Recently the 1955 Cannon Street All Stars were honored at Joe Riley Field. Ironically many of those young men developed their skills on Harmon Field, and all of them played there.
Moreover, the eyesore is now fenced, denying access to the area residents who have few other options.
Tear down that awful fence. It demeans our neighborhood, and I have yet to see such substandard work elsewhere.
John C. Godfrey
While around several young adults, I hear almost identical word usage. Almost all of the women, all educated, cannot speak a sentence without using the word “like” in the sentence two or three times. “I was like,” “I’m like,” or the phrase “I know, right?”
Even a popular radio show host in Charleston uses “right” at least every few sentences.
Another overworked phrase is “Oh, my God.” The words “totally” and “awesome” are overused by many.
I’m not like a teacher or anything, but oh, my God, it would be totally awesome if these words were used like a little less frequently. I know, right?
North Edgewater Drive
As a fellow of the American Academy of Assisted Reproductive Technology Attorneys (AAARTA), I am compelled to respond to some misconceptions presented in “Surrogacy exposed” in a recent column by Kathleen Parker.
Ms. Parker’s “women are being exploited” argument is stale and is based on two erroneous assumptions.
The first is that most surrogates use their own genetic material to conceive the child; this is untrue, as most serve as gestational carriers using eggs donated by the intended mother or an anonymous donor.
The second is that women are incapable of making decisions involving their own bodies, and thus will be manipulated into agreeing to become gestational carriers.
In my experience, gestational carriers are intelligent, caring, capable, and financially secure women who want to help, in a personal and meaningful way, a family that cannot bear a child.
Ms. Parker cites one example of a surrogacy gone bad, while totally ignoring facts and statistics that show that the vast majority of surrogate births (births using gestational carriers) proceed successfully.
Banning gestational surrogacy is not the answer.
Rather, the process and procedures should be regulated with reasonable medical and legal oversight, so that the rights of all participants, particularly children created by use of assisted reproductive technology, will be protected.
I have seen the faces of those cherished children and know that if they were able, they would ask Ms. Parker to rethink her paternalistic position.
James F. Thompson
Fellow, American Academy
of Assisted Reproductive Technology Attorneys
E. Saint John Street
On a scale of five to one, five being he highest, I would give the 2013 Piccolo Festival poster a four and a half and the Spoleto Festival poster a one and a half.

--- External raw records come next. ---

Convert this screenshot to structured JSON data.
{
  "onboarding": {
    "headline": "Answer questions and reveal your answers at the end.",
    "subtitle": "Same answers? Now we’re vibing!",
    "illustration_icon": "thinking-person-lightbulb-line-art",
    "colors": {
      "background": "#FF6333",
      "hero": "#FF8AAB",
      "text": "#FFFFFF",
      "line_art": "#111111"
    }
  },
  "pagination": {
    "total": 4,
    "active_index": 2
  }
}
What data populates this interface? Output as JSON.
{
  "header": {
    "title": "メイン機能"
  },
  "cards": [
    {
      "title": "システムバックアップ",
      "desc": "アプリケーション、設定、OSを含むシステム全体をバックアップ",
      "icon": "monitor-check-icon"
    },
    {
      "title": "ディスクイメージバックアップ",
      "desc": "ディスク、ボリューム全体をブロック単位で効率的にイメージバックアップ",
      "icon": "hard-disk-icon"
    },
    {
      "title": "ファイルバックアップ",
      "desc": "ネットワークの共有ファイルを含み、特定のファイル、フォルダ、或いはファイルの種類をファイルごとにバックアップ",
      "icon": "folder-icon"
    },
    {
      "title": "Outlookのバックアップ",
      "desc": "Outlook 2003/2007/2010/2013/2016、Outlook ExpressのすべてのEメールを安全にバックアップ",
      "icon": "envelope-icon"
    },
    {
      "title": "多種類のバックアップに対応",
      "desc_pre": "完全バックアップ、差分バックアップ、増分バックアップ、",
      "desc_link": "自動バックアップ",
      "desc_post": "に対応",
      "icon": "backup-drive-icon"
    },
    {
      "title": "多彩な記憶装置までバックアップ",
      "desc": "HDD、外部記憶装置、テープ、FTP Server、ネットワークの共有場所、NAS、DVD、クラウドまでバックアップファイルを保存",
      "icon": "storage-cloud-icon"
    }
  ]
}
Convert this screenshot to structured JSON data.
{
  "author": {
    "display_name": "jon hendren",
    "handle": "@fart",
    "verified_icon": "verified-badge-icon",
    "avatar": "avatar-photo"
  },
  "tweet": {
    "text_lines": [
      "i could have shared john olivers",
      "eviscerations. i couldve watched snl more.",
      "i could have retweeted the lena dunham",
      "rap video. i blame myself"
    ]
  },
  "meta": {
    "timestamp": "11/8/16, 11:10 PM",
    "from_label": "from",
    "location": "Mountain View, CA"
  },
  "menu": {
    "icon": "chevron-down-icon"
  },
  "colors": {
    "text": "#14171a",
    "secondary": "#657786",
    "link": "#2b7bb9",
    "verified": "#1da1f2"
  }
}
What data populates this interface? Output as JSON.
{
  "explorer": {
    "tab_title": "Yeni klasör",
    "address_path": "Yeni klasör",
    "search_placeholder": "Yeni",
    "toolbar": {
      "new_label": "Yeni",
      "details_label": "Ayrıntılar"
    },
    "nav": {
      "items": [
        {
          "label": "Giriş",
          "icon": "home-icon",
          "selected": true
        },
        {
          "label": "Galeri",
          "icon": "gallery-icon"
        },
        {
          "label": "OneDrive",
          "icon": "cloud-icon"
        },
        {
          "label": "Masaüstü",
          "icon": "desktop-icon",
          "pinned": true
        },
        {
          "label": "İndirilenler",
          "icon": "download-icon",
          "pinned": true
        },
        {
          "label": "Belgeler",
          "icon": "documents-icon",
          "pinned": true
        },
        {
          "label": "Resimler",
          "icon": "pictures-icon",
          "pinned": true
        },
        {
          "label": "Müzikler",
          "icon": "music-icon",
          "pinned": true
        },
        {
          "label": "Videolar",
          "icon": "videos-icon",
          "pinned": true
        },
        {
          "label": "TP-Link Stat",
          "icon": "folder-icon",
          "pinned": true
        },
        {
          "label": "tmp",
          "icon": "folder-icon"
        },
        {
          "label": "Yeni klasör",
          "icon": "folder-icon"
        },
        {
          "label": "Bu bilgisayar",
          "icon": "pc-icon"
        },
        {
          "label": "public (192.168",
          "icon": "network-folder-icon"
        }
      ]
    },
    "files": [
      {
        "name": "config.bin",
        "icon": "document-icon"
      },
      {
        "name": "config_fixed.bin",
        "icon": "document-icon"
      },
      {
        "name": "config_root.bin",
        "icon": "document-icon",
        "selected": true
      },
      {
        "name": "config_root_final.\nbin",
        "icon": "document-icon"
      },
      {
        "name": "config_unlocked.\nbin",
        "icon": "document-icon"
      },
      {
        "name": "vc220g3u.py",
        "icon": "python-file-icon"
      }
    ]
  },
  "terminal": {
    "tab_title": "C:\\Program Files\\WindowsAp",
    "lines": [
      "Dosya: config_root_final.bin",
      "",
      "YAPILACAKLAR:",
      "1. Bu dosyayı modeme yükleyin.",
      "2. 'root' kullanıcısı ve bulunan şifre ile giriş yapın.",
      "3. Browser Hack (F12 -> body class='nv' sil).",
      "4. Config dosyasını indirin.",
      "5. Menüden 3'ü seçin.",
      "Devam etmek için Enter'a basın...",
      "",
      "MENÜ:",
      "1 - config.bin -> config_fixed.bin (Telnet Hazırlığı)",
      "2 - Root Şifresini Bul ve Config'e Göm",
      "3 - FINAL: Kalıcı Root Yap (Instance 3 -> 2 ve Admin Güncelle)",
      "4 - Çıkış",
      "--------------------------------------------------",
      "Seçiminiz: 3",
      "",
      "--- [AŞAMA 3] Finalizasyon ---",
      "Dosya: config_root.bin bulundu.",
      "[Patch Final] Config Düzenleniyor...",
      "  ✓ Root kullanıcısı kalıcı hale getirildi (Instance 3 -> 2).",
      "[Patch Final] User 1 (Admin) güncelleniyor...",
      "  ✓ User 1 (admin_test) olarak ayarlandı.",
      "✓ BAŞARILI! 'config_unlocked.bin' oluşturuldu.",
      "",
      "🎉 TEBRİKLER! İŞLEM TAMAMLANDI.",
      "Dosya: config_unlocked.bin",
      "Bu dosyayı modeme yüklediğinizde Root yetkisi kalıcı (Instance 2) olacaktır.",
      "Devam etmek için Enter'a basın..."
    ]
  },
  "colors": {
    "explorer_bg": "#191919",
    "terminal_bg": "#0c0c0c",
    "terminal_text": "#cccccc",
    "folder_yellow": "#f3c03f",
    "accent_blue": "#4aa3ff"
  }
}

A fifth grader with a compass and a rule could draw the Spoleto poster.
After saying this, both festivals provide wonderful entertainment and are great assets to Charleston.